"We feel confident there's going to be a good player at No. 24," Baalke said, adding: "We have two or three guys we're really interested in, and we feel we have a good shot at those guys."
Added Baalke: "I'm just expecting the board's going to fall a certain way. We feel good about this group, this class, that there's going to be enough depth that there's going to be a player at a need position that we have value in that area that'll be there when we get there."
Baalke, entering his third season as the Jaguars' general manager, spoke along with Head Coach Doug Pederson at the team's 2023 pre-draft luncheon at TIAA Bank Field Thursday. The pair addressed multiple topics, including the status of tight end Evan Engram.
Engram, on whom the Jaguars placed the NFL's franchise tag in March, has not yet signed the tender associated with the tag and is not participating in the team's voluntary offseason program that began Monday. Baalke said the sides continue to work toward a long-term deal.
"That's the goal," Baalke said. "The goal is to get this thing done. These negotiations, there are always ups and downs as you go through the process. You're just trying to come to a common goal – to get him signed. I think we're trending that direction, you know, but we're not there yet.
"We'll work to get him signed to a long-term extension. Hopefully, we'll get that done."
Most of Thursday's availability focused on the draft, which will begin Thursday April 27 with the Jaguars holding nine selections: One in Round 1 (No. 24 overall), one in Round 2 (No. 56), one in Round 3 (No. 88), two in Round 4 (Nos. 121 and 127), one in Round 5 (No. 185), two in Round 6 (Nos. 202 and 208) and one in Round 7 (No. 226).
The Jaguars held the No. 1 overall selection in each of the last two drafts after finishing with the NFL's worst record in 2020 and 2021. They won the AFC South title in 2022.
"We certainly feel good about where we're at, and we're never complacent," Baalke said, with Pederson adding: "We love, obviously, picking later in the first round and not first as we did the last couple of years. There are going to be some good players there at No. 24. We're always looking to add talent, add depth, add competition. We're excited about that."
Baalke said the Jaguars currently have 127 "draftable" players on their draft board.
"We have a specific way we set up the board, so while it sounds like 127, there's more numbers baked in there," he said. "There are 127 we really feel fit the culture we want and fit the value that we have placed on them – if all the stars align.
"There are other fallbacks that we can go to, but really we're picking from 127."
Baalke said while such specifics can mean being more aggressive during the three-day draft, he doesn't feel pressure to trade up or down in any round.
"There's always a chance that we trade back or trade up," Baalke said. "I don't feel a need to necessarily trade back to pick up picks, but if the opportunity's there and we still feel like we get the same level of player, then we would make that decision."
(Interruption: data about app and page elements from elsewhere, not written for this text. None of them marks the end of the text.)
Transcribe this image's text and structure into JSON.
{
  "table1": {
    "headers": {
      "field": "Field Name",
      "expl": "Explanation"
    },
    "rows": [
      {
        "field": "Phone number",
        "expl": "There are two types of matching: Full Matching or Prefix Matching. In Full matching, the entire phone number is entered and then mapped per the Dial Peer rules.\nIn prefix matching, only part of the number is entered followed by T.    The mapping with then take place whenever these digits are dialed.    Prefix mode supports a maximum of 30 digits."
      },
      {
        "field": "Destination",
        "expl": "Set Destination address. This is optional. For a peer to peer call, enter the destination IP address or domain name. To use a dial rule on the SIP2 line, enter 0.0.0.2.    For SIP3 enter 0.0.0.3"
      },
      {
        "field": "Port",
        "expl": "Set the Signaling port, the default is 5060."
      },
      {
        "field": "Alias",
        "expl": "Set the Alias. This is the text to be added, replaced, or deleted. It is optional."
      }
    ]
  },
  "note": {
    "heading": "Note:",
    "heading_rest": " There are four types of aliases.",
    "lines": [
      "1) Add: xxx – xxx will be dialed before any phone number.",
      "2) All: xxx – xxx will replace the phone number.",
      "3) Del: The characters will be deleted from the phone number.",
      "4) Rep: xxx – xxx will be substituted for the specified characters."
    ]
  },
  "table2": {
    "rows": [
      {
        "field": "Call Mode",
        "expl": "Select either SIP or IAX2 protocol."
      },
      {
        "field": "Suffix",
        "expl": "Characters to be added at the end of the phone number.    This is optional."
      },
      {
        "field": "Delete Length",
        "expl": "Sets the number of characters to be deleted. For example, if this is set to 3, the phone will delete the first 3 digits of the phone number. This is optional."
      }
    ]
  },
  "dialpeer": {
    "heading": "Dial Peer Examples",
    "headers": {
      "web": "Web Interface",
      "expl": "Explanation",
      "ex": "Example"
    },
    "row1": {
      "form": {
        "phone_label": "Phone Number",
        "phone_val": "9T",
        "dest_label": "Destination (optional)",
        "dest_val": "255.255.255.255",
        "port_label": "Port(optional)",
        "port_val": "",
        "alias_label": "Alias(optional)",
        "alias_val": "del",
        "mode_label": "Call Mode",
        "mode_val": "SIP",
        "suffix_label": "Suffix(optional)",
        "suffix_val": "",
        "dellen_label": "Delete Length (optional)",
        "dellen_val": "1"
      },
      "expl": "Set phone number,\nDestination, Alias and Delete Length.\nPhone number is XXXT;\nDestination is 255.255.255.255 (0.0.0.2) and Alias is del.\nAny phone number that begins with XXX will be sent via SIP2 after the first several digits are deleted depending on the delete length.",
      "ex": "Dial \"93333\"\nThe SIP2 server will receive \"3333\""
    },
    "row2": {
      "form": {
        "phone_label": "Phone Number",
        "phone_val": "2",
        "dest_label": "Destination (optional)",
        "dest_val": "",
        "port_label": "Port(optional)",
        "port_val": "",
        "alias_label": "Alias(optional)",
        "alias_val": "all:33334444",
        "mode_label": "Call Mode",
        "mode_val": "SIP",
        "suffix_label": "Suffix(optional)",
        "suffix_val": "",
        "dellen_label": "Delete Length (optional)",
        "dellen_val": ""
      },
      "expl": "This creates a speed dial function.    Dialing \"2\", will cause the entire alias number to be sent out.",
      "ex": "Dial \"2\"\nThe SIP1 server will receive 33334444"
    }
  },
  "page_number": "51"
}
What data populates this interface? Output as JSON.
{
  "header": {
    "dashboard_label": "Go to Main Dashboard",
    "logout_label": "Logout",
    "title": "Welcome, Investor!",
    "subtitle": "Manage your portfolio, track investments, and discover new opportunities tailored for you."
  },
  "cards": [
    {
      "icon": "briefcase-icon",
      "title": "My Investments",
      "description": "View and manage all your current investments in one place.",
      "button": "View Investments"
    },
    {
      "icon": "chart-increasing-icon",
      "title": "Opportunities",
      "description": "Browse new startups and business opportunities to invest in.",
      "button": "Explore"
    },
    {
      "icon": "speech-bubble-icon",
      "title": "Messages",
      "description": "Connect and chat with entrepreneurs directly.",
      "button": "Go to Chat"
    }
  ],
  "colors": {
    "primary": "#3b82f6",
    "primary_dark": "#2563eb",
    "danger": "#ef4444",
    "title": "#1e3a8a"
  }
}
Baalke and Pederson both said how a player fits into the Jaguars' locker room and culture are major considerations when evaluating players, with Pederson saying: "We feel like the who are on the board are all great fits for us."
Baalke called the Jaguars' current locker room "pretty special."
"We've got a great group of guys in there; we want to keep it that way," he said. "That doesn't mean we're not going to take some risks at times, but we're always going to mitigate that as much as possible.
"We've done a lot of work on these guys. Our board is not laden with guys. You figure 230-250 (259) guys get drafted, your odds dwindle on guys you consider draftable as the draft unfolds. The culture is huge. We spend a lot of time looking at these guys. Do they fit us? Do they not fit us? There are a lot of guys taken off the board because they just don't fit our culture.
"They're good players. They just don't fit what we're looking for."